DEATH: LATE DONALD McDONALD, EX-M.P.P. - One of the oldest landmarks of King’s county passed away on Wednesday last, in the person of Donald McDonald, of Hay River, Lot 44, at the ripe age of eighty-seven years. In the stirring times of the land question in King’s county Mr. McDonald was one of the most prominent figures. Associated with such apostles of escheat as Cooper, McIntosh, and LeLacheur, Mr. McDonald began his political career. Born Aug. 13th, 1813, at Hay River, his father being John McDonald, one of the earliest of the native Scottish escheaters, and probably the ablest among that noble band of men who gave the best years of their lives to free the lands from the schackels of the absentee proprietors.

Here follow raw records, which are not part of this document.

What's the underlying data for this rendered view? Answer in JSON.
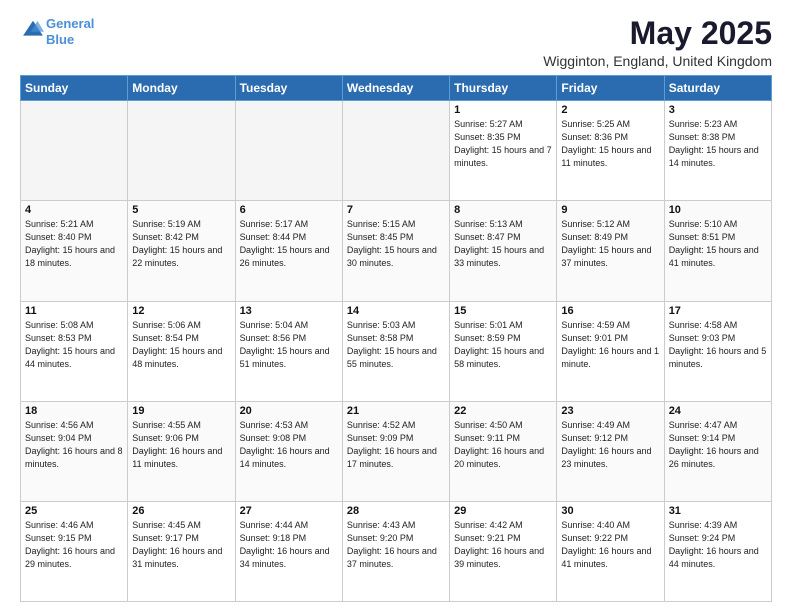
{
  "logo": {
    "line1": "General",
    "line2": "Blue"
  },
  "title": "May 2025",
  "subtitle": "Wigginton, England, United Kingdom",
  "days_of_week": [
    "Sunday",
    "Monday",
    "Tuesday",
    "Wednesday",
    "Thursday",
    "Friday",
    "Saturday"
  ],
  "weeks": [
    [
      {
        "day": null
      },
      {
        "day": null
      },
      {
        "day": null
      },
      {
        "day": null
      },
      {
        "day": 1,
        "sunrise": "5:27 AM",
        "sunset": "8:35 PM",
        "daylight": "15 hours and 7 minutes."
      },
      {
        "day": 2,
        "sunrise": "5:25 AM",
        "sunset": "8:36 PM",
        "daylight": "15 hours and 11 minutes."
      },
      {
        "day": 3,
        "sunrise": "5:23 AM",
        "sunset": "8:38 PM",
        "daylight": "15 hours and 14 minutes."
      }
    ],
    [
      {
        "day": 4,
        "sunrise": "5:21 AM",
        "sunset": "8:40 PM",
        "daylight": "15 hours and 18 minutes."
      },
      {
        "day": 5,
        "sunrise": "5:19 AM",
        "sunset": "8:42 PM",
        "daylight": "15 hours and 22 minutes."
      },
      {
        "day": 6,
        "sunrise": "5:17 AM",
        "sunset": "8:44 PM",
        "daylight": "15 hours and 26 minutes."
      },
      {
        "day": 7,
        "sunrise": "5:15 AM",
        "sunset": "8:45 PM",
        "daylight": "15 hours and 30 minutes."
      },
      {
        "day": 8,
        "sunrise": "5:13 AM",
        "sunset": "8:47 PM",
        "daylight": "15 hours and 33 minutes."
      },
      {
        "day": 9,
        "sunrise": "5:12 AM",
        "sunset": "8:49 PM",
        "daylight": "15 hours and 37 minutes."
      },
      {
        "day": 10,
        "sunrise": "5:10 AM",
        "sunset": "8:51 PM",
        "daylight": "15 hours and 41 minutes."
      }
    ],
    [
      {
        "day": 11,
        "sunrise": "5:08 AM",
        "sunset": "8:53 PM",
        "daylight": "15 hours and 44 minutes."
      },
      {
        "day": 12,
        "sunrise": "5:06 AM",
        "sunset": "8:54 PM",
        "daylight": "15 hours and 48 minutes."
      },
      {
        "day": 13,
        "sunrise": "5:04 AM",
        "sunset": "8:56 PM",
        "daylight": "15 hours and 51 minutes."
      },
      {
        "day": 14,
        "sunrise": "5:03 AM",
        "sunset": "8:58 PM",
        "daylight": "15 hours and 55 minutes."
      },
      {
        "day": 15,
        "sunrise": "5:01 AM",
        "sunset": "8:59 PM",
        "daylight": "15 hours and 58 minutes."
      },
      {
        "day": 16,
        "sunrise": "4:59 AM",
        "sunset": "9:01 PM",
        "daylight": "16 hours and 1 minute."
      },
      {
        "day": 17,
        "sunrise": "4:58 AM",
        "sunset": "9:03 PM",
        "daylight": "16 hours and 5 minutes."
      }
    ],
    [
      {
        "day": 18,
        "sunrise": "4:56 AM",
        "sunset": "9:04 PM",
        "daylight": "16 hours and 8 minutes."
      },
      {
        "day": 19,
        "sunrise": "4:55 AM",
        "sunset": "9:06 PM",
        "daylight": "16 hours and 11 minutes."
      },
      {
        "day": 20,
        "sunrise": "4:53 AM",
        "sunset": "9:08 PM",
        "daylight": "16 hours and 14 minutes."
      },
      {
        "day": 21,
        "sunrise": "4:52 AM",
        "sunset": "9:09 PM",
        "daylight": "16 hours and 17 minutes."
      },
      {
        "day": 22,
        "sunrise": "4:50 AM",
        "sunset": "9:11 PM",
        "daylight": "16 hours and 20 minutes."
      },
      {
        "day": 23,
        "sunrise": "4:49 AM",
        "sunset": "9:12 PM",
        "daylight": "16 hours and 23 minutes."
      },
      {
        "day": 24,
        "sunrise": "4:47 AM",
        "sunset": "9:14 PM",
        "daylight": "16 hours and 26 minutes."
      }
    ],
    [
      {
        "day": 25,
        "sunrise": "4:46 AM",
        "sunset": "9:15 PM",
        "daylight": "16 hours and 29 minutes."
      },
      {
        "day": 26,
        "sunrise": "4:45 AM",
        "sunset": "9:17 PM",
        "daylight": "16 hours and 31 minutes."
      },
      {
        "day": 27,
        "sunrise": "4:44 AM",
        "sunset": "9:18 PM",
        "daylight": "16 hours and 34 minutes."
      },
      {
        "day": 28,
        "sunrise": "4:43 AM",
        "sunset": "9:20 PM",
        "daylight": "16 hours and 37 minutes."
      },
      {
        "day": 29,
        "sunrise": "4:42 AM",
        "sunset": "9:21 PM",
        "daylight": "16 hours and 39 minutes."
      },
      {
        "day": 30,
        "sunrise": "4:40 AM",
        "sunset": "9:22 PM",
        "daylight": "16 hours and 41 minutes."
      },
      {
        "day": 31,
        "sunrise": "4:39 AM",
        "sunset": "9:24 PM",
        "daylight": "16 hours and 44 minutes."
      }
    ]
  ]
}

Donald McDonald first taught school, being the first of the native teachers of his time. In 1838 he was first elected to the House of Assembly for King’s county as colleague with the late John McIntosh, then in his twenty-fifth year. Being a fine scholar and able writer, his services to the escheat agitators Cooper, LeLacheur and McIntosh were incalculable. Almost all of the important resolutions, petitions and addresses indispensable to the agitation were drawn up by Mr. McDonald. During that historical event, the McGuire or Haney riot of 1843, when a regiment of soldiers were sent up to Lot 45 by the proprietors in Charlottetown and the tenantry hounded to the woods for days and days like wild animals at bay, by these soldiers; and when several score of these people were summoned to the Supreme Court in Georgetown, when no lawyer could be retained on the Island to plead the cause of the tenantry, it was Donald McDonald who went to Halifax and procured the services of the great Lawrence O’Connor Doyle as the people’s advocate on that memorable case. He it was, too, who brought conciliating influence to bear on McGuire, the wood ranger, with such telling effect that, the evictor of Haney almost completely exonerated the Lot 45 tenantry. After some fifteen years as the representative of the people of Eastern King’s County in the House of Assembly, he went to Nova Scotia when he taught school in Halifax Co. for several years. Later he returned to the Island to take a position in the Charlottetown Customs House. Here he occupied the position of Customs Banker for many years until old age incapacitated him from work. In late years he has lived at the old homestead at Hay River with his brother Clement McDonald. He was a wonderfully jovial and pleasant companion, full of anecdote and fun, of pleasing manners and gentlemanly bearing. He was a welcome guest at any home wherever he visited. He had a splendid constitution and retained his wonted health and vigor almost to the last. His faculties remained, even to the last moment, as keen and subtle as they were in youth, and his memory was almost extraordinary. His funeral took place to St. Margaret’s cemetery on Thursday evening, followed by a line of carriages fully a mile in length. Here he was laid to rest to await the final summons.